If you can’t find a toothpaste that’s suitable for ferrets, consider brands that are used for cats.
Last but not least, bathing at least once a month is a good schedule for an Angora ferret. Although they will most likely groom themselves as cats do, if you believe they smell terrible, that’s when it’s time to bathe them.
The health of an Angora Ferret
When properly taken care of with the right food nutrition, exercise, and other factors, the Angora ferret may live from 5 to 9 years.
With that said, Angora ferrets are known to have the following health problems:
- Diarrhea – This is usually caused by fleas, worms, and even food allergies. Many rodent-type pets do have diarrhea tendencies due to their sensitive tummies.
- Vomiting – since ferrets like to chew on anything, there’s a chance of vomiting. Ferrets should be kept in a calm environment so that they won’t panic when chewing their food.
- Adrenal disease – this is characterized by thin skin, muscle problems, and losing hair. Ferrets that are at least 2 years old are at risk for this.
- Cancer – like many other pets, Angora ferret is also susceptible to cancer – usually Lymphoma. Signs and symptoms include bloody stools, feeling nauseous, vomiting, and skin inflammation. You can consult your vet if you see any of these signs.
An Angora ferret is also best spayed or neutered much later in life. That’s because this ferret breed takes some time before they develop, so they mature less quickly than a regular ferret.
If you spay/neuter them too early, it might cost them their lifespan. This is also why you should know about the Angora ferret’s age from a breeder.
Yes, Angora ferrets are great with family and kids. That’s because they aren’t very aggressive and are usually cuddly around people. Provided they were raised carefully and properly, they won’t bite.
Since ferrets are naturally elusive prey in the wild, it is possible that they get scared at first.
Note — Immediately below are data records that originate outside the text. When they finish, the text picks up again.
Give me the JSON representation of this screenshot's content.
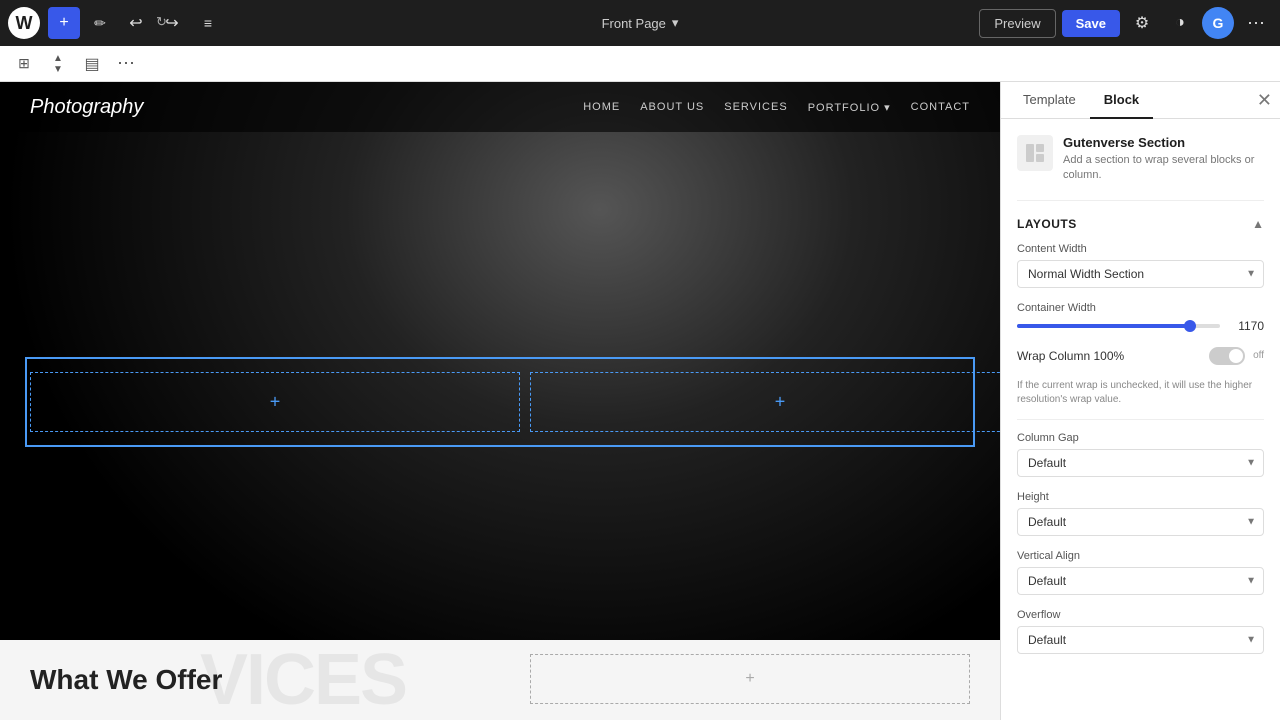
{
  "topBar": {
    "logoText": "W",
    "addLabel": "+",
    "undoLabel": "↩",
    "redoLabel": "↪",
    "listLabel": "≡",
    "pageName": "Front Page",
    "dropdownArrow": "▾",
    "previewLabel": "Preview",
    "saveLabel": "Save",
    "settingsLabel": "⚙",
    "themeLabel": "◑",
    "googleLabel": "G"
  },
  "secondBar": {
    "layoutIcon": "⊞",
    "arrowIcon": "▲▼",
    "alignIcon": "≡",
    "dotsIcon": "⋯"
  },
  "siteNav": {
    "logo": "Photography",
    "links": [
      "HOME",
      "ABOUT US",
      "SERVICES",
      "PORTFOLIO ▾",
      "CONTACT"
    ]
  },
  "bottomSection": {
    "heading": "What We Offer",
    "backgroundText": "VICES"
  },
  "rightPanel": {
    "tabs": [
      "Template",
      "Block"
    ],
    "activeTab": "Block",
    "blockInfo": {
      "title": "Gutenverse Section",
      "description": "Add a section to wrap several blocks or column."
    },
    "sections": {
      "layouts": {
        "title": "Layouts",
        "contentWidth": {
          "label": "Content Width",
          "value": "Normal Width Section"
        },
        "containerWidth": {
          "label": "Container Width",
          "value": "1170",
          "sliderPercent": 85
        },
        "wrapColumn": {
          "label": "Wrap Column 100%",
          "state": "off"
        },
        "wrapHelp": "If the current wrap is unchecked, it will use the higher resolution's wrap value.",
        "columnGap": {
          "label": "Column Gap",
          "value": "Default"
        },
        "height": {
          "label": "Height",
          "value": "Default"
        },
        "verticalAlign": {
          "label": "Vertical Align",
          "value": "Default"
        },
        "overflow": {
          "label": "Overflow",
          "value": "Default"
        }
      }
    }
  }
}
However, with proper training and a lot of bonding time, the ferret will get used to their owners, thereby erasing them of doubt.
They will eventually want your attention, and they’ll also play with games and toys in their cage (or even outside) so long as they are kept busy.
Good with other pets?
You may wonder if an Angora ferret will do well with other pets around the house. The short answer is that it depends. Certain dogs won’t get along, but other breeds can.
On the other hand, cats, due to their predatory roots, will most likely chase them down. Ferrets are part of the rodent family, so it is natural that your cat would activate its prey-hunting sense.
Consider these factors if you do have other pets around the house, such as dogs and cats. However, fellow rodent families and similar pocket pets are just fine since they are all under the same category.
Finding an Angora Ferret
Angora ferrets are mostly bought from breeders than they are from shelters. That’s because they are infrequent and are only often bred to make them look like so.
An Angora ferret will be quite costly so prepare to pay as much as $250 for them. Moreover, if the color of the Angora ferret is hard to find, it can even be pricier.
Looking for this ferret breed is not only tricky but also difficult since you have to look far and wide for them.
Additionally, some areas of the world, such as Hawaii and California, forbid ferrets from being sold due to environmental issues. As the Angora ferret is a rare breed, always make sure to check your local authorities if they are okay to buy in your country or locality.
Overall, Angora ferrets might be a bit pricey at first, but with their fluffy coat and cuddly personality, you’re sure to have a great companion for life, provided that you give them the right TLC.
We hope this article helped you decide whether to get an Angora ferret or not and what to expect from them.